Q: Talk about the challenges of coming back from your pulled hamstring a year ago to have the season you did.
A: "I actually have pulled my left hamstring three times and my right hamstring two times, so I have now come back from five pulled hamstrings. Last year's was probably my worst, since I pulled it on the takeoff of my first attempt (at the Al Manual Invitational in Missoula, Mont., in April 2008). But, I took care of it over the summer and did a lot of injury prevention work and took better care of them, so they stayed intact. It was nice to get a full season in without being injured and to see what I'm really capable of."
Q: Have you set any goals for next year?
A: "I definitely want to get back to the West Regionals and see what I can really do there (after no heighting the event there in 2009). I'd like to develop more into an all-around jumper who does long and triple jumps really well. The triple is coming along nicely since I was able to score in both the Indoor and Outdoor championships (in that event), but I want to be All-Big Sky in all three jumps at one point in my career. That would be a really great accomplishment."
Q: How have you been able to balance academics and athletics as well as you have?
A: "Well it's been an interesting balance to say the least. If I told you that it was just like being a non-athlete I'd be lying, but it's not as challenging as people make it out to be. You just have to stay on top of your studies, and everything will most likely fall into place. I have recently started applying myself a lot more in the classroom, which has really helped out."

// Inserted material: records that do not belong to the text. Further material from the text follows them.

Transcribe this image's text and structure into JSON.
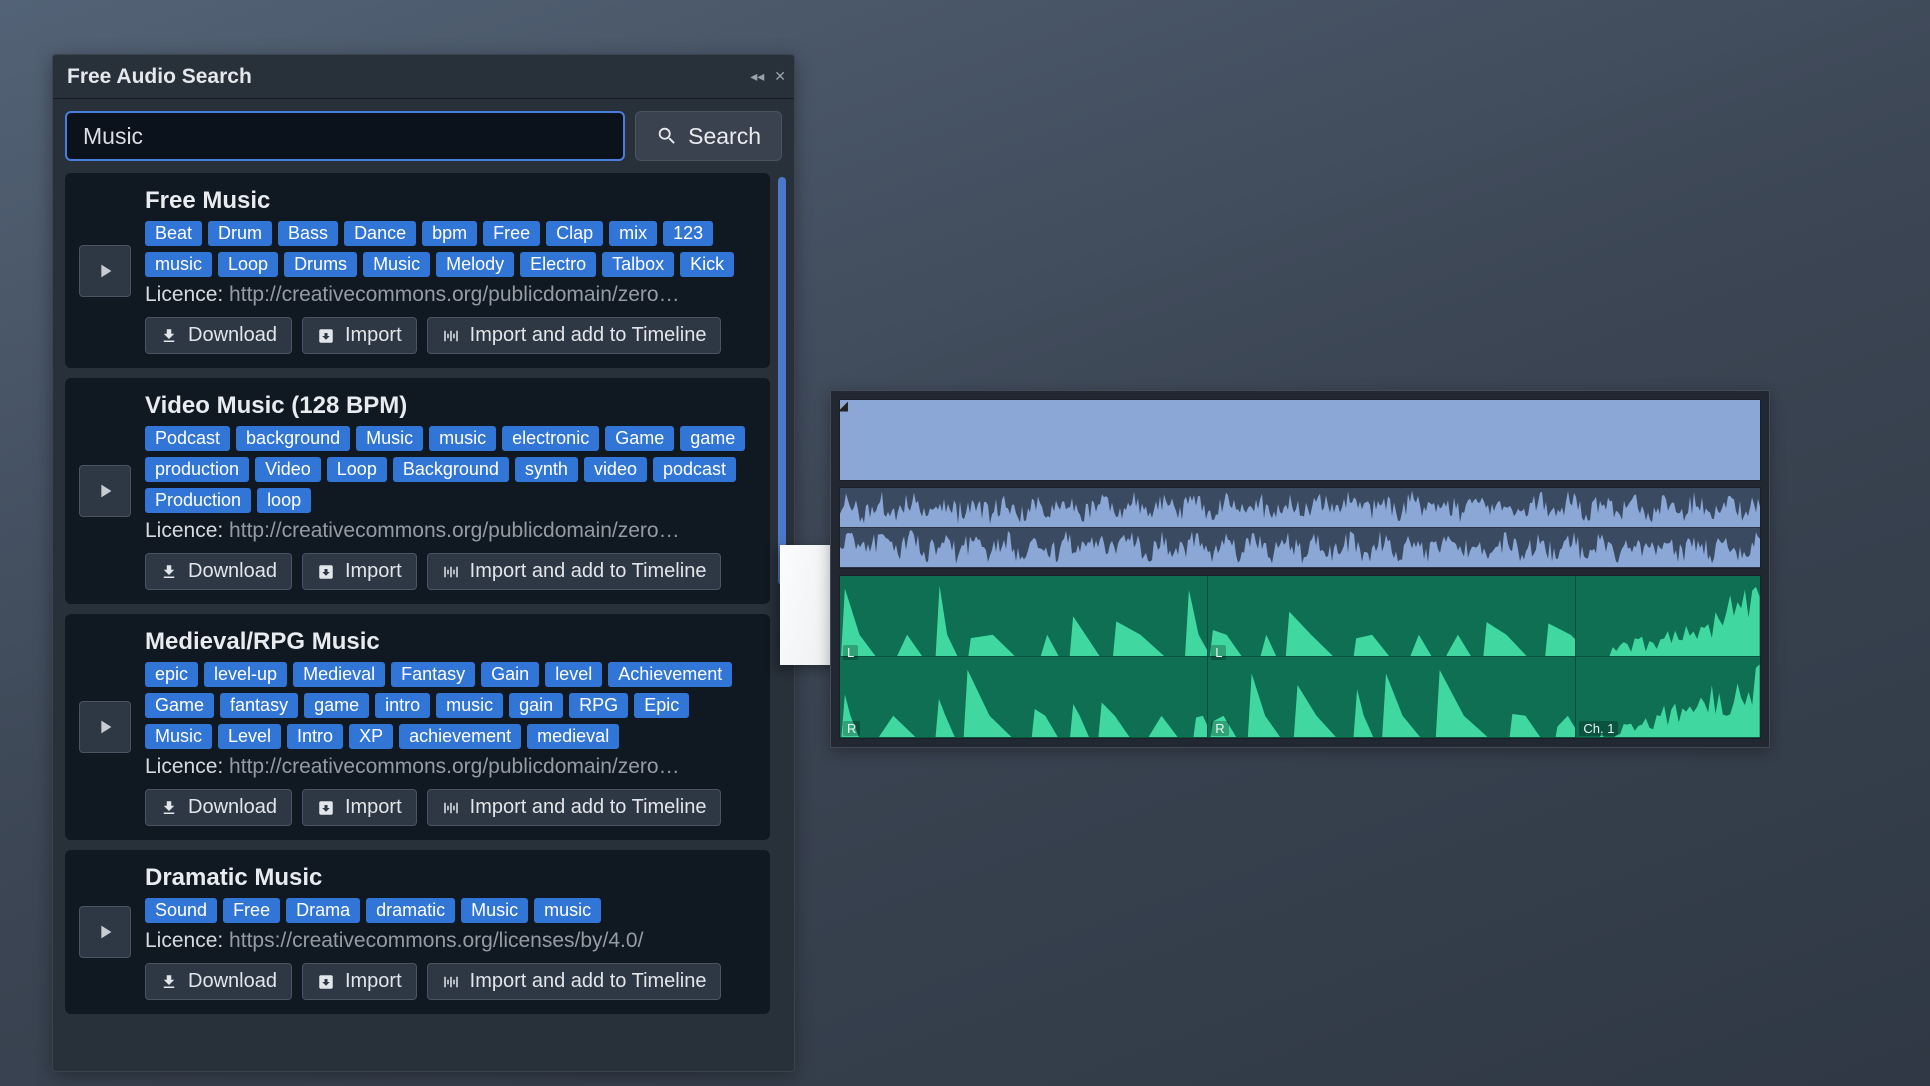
{
  "panel": {
    "title": "Free Audio Search",
    "search_value": "Music",
    "search_button": "Search"
  },
  "labels": {
    "download": "Download",
    "import": "Import",
    "import_timeline": "Import and add to Timeline",
    "licence_label": "Licence:"
  },
  "timeline": {
    "lane_L": "L",
    "lane_R": "R",
    "channel_label": "Ch. 1"
  },
  "results": [
    {
      "title": "Free Music",
      "tags": [
        "Beat",
        "Drum",
        "Bass",
        "Dance",
        "bpm",
        "Free",
        "Clap",
        "mix",
        "123",
        "music",
        "Loop",
        "Drums",
        "Music",
        "Melody",
        "Electro",
        "Talbox",
        "Kick"
      ],
      "licence": "http://creativecommons.org/publicdomain/zero…"
    },
    {
      "title": "Video Music (128 BPM)",
      "tags": [
        "Podcast",
        "background",
        "Music",
        "music",
        "electronic",
        "Game",
        "game",
        "production",
        "Video",
        "Loop",
        "Background",
        "synth",
        "video",
        "podcast",
        "Production",
        "loop"
      ],
      "licence": "http://creativecommons.org/publicdomain/zero…"
    },
    {
      "title": "Medieval/RPG Music",
      "tags": [
        "epic",
        "level-up",
        "Medieval",
        "Fantasy",
        "Gain",
        "level",
        "Achievement",
        "Game",
        "fantasy",
        "game",
        "intro",
        "music",
        "gain",
        "RPG",
        "Epic",
        "Music",
        "Level",
        "Intro",
        "XP",
        "achievement",
        "medieval"
      ],
      "licence": "http://creativecommons.org/publicdomain/zero…"
    },
    {
      "title": "Dramatic Music",
      "tags": [
        "Sound",
        "Free",
        "Drama",
        "dramatic",
        "Music",
        "music"
      ],
      "licence": "https://creativecommons.org/licenses/by/4.0/"
    }
  ]
}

Q: Talk about teachers who have had an impact on you.
A: "I think any teacher that pushes you to really see what you can learn for yourself is great. The teacher can make or break it for a student in a class. Some of the hardest material I've learned has been from some of the best teachers here, and it makes it so much easier. There are a lot of teachers who are great at EWU. Wendy Eager, Jack Gambil, William McGonigle, Stephen Shervais, Elizabeth Murff and Scott Finnie all really push you to become a better student and to challenge yourself."
Q: What do you enjoy most about the sport of track and field? The high jump?
A: "What I love about track is that it's just you out there. If you have a bad performance or a bad jump, you can only blame yourself. At the end of the day, if someone outworked you in practice all year, they are going to beat you and you have only yourself to blame. What I love about high jump are those moments like at the Big Sky Championships where you know you are the best that day and you know you are going to win and, when you go over the bar that no one else there can go over, it's an amazing experience."